Making the case for strength training
A Penn State study showed that women who lifted weights several times a week in addition to performing aerobic exercise and sticking to a healthy diet lost an average of 40 percent more fat than the non-weightlifting participants. This is due to the fact that typical aerobic activities such as running and walking tend to burn muscle in addition to fat, while weightlifting torches almost only fat. Other studies indicate that weightlifters experience a significant boost in metabolism for nearly 40 hours after their workout, leading to more total calories burned.
More reasons to embrace strength training
Quicker fat loss and a fired-up metabolism aren’t the only reasons to incorporate strength training into your workout plan. Weightlifting also helps you develop functional strength, which essentially means that you’ll be better equipped to perform daily tasks such as carrying heavy boxes and suitcases or opening tightly sealed jars.
Another benefit to strength training is that your body will go through a “recomposition” wherein fat will slowly be replaced by muscle. Though the numbers on the scale might go up (after all, muscle is denser than fat), you will actually look leaner, your clothes will fit better, and you will be healthier.
And perhaps the best reason to embrace strength training is that doing so allows you to eat more! The more muscles you have, the more energy (read: food) you need to keep your body functioning. So if you’re tired of trying to subsist on 1200-calorie meal plans, start hitting the weight room.

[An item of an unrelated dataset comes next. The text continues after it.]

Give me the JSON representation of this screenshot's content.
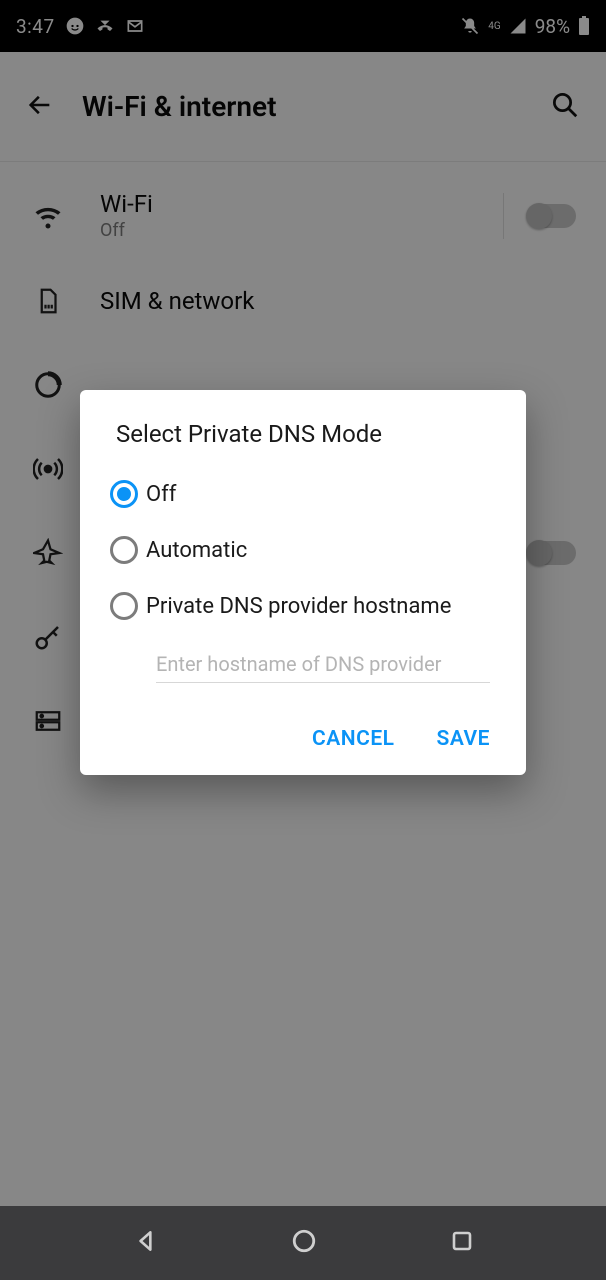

As you can see, strength training can do a lot more for your health than cardiovascular exercise and diet alone. Of course, you should bear in mind that we’re talking about the kind of strength that comes from lifting heavy weights or doing programs like CrossFit and P90X, not the minimal toning and tightening that comes from holding a 3LB dumbbell in each hand while power walking on the treadmill. Try adding 3 to 4 strength sessions per week so you can discover for yourself why strong is the new skinny!